Many dental practices have had their IT systems for extended periods, which likely means that your current system will have gaps and compliance issues. Some of the ways to identify whether your older dental IT infrastructure is HIPAA compliant include:
There are gaps within the security protocol
Your dental IT system needs stringent security protocols to ensure that they are necessary for protecting patient information and data. It’s a multi-faceted process that includes not just a preliminary evaluation and risk assessment, planning, and evaluation but also restricting physical access to information systems and health information stored on them. You also need to implement measures that guard your data against unauthorized access to or use of electronic records and various policies and procedures for protecting electronic patient health information.
Hard drives and data are not encrypted
Seven million unencrypted data records are breached each day across the globe. This often includes patient and health information from variable sources that go unprotected and exposed, vulnerable to misuse and abuse. Your servers need to be upgraded and ensure that hard drives and all data records are encrypted for greater protection and security. You can invest in HIPAA-compliant blockchains that help secure and encrypt records more seamlessly.
Your IT structure doesn’t use access control
One of the gravest mistakes that dental practice IT teams make is a lack of access control. Regardless of their professional role or designation, anyone can access systems that store health information and data, which inevitably compromises privacy and security. While data access control is challenging, even using the latest technology, having a secure IT infrastructure can help you keep track of who accesses patient information, clinic records, and other sensitive data through user IDs, restricted access, and verification methods.
Breach notifications aren’t implemented
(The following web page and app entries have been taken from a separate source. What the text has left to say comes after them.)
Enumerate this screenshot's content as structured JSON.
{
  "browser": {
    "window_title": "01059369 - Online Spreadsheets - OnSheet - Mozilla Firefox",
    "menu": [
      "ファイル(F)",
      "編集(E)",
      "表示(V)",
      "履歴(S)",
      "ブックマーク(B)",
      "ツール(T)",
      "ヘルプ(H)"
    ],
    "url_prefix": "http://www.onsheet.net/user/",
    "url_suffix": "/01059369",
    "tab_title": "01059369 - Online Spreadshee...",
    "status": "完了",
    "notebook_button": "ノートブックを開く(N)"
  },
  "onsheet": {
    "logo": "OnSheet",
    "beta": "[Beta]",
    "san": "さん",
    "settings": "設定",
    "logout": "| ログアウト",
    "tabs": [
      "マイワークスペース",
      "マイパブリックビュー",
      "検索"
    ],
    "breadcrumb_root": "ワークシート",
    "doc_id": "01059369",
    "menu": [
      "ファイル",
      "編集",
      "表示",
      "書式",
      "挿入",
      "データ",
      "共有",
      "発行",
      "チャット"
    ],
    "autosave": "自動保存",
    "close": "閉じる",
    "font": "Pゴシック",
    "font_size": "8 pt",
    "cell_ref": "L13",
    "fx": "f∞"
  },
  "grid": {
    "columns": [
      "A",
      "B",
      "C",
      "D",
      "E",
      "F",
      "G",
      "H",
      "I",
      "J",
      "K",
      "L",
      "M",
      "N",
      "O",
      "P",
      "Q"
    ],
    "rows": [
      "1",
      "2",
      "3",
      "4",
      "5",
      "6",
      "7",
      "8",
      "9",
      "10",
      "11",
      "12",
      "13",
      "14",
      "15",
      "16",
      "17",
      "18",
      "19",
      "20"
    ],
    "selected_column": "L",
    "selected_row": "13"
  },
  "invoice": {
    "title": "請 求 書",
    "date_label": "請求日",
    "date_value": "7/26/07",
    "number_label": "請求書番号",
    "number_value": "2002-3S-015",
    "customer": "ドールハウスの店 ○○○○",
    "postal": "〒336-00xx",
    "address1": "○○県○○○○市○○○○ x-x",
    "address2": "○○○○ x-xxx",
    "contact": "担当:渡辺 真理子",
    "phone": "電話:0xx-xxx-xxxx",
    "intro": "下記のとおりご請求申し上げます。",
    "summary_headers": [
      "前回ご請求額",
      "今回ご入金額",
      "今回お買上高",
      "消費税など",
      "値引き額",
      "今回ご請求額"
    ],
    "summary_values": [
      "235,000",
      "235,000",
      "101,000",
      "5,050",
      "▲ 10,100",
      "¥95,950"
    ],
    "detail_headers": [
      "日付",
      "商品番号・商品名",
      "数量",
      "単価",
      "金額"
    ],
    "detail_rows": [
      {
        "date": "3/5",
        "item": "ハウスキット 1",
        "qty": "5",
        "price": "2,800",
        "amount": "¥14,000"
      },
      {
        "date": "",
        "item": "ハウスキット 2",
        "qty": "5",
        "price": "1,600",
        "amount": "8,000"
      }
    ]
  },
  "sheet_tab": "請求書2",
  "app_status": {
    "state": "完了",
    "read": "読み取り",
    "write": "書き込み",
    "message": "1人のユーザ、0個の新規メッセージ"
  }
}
HIPAA regulations mandate breach notifications to anyone whose personal data has been compromised, including patients. Your system needs to send out alerts urgently to anyone whose leaked data could threaten their safety and well-being while having procedures in place to inform others on a non-urgent, timely basis.
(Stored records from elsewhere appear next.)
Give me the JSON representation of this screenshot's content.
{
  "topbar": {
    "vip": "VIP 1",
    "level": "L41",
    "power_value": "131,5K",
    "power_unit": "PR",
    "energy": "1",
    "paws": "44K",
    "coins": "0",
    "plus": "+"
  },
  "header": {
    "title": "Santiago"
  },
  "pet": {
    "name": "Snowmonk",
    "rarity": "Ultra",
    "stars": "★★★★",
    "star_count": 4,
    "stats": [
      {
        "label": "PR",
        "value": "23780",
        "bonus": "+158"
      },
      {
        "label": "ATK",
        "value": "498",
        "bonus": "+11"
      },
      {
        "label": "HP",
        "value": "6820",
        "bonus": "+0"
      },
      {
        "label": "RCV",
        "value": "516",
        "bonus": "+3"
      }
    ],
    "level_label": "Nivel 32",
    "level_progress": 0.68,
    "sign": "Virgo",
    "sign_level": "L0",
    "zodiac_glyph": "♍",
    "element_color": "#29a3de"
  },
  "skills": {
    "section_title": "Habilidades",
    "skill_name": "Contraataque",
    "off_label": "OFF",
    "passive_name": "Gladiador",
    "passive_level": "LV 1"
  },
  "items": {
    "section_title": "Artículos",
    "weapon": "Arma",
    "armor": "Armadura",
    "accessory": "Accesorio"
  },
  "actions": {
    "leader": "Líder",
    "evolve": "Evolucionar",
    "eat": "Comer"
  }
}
If your older dental IT infrastructure fails to meet all HIPAA regulations and requirements, it’s time to upgrade to a system that does. Our company uses a powerful audit tool to identify inconsistencies with your current dental IT system and see where it fails to comply with HIPAA, GDPR, and NIST regulations, providing you with alternatives for more secure, up-to-date general IT solutions for your dental practice.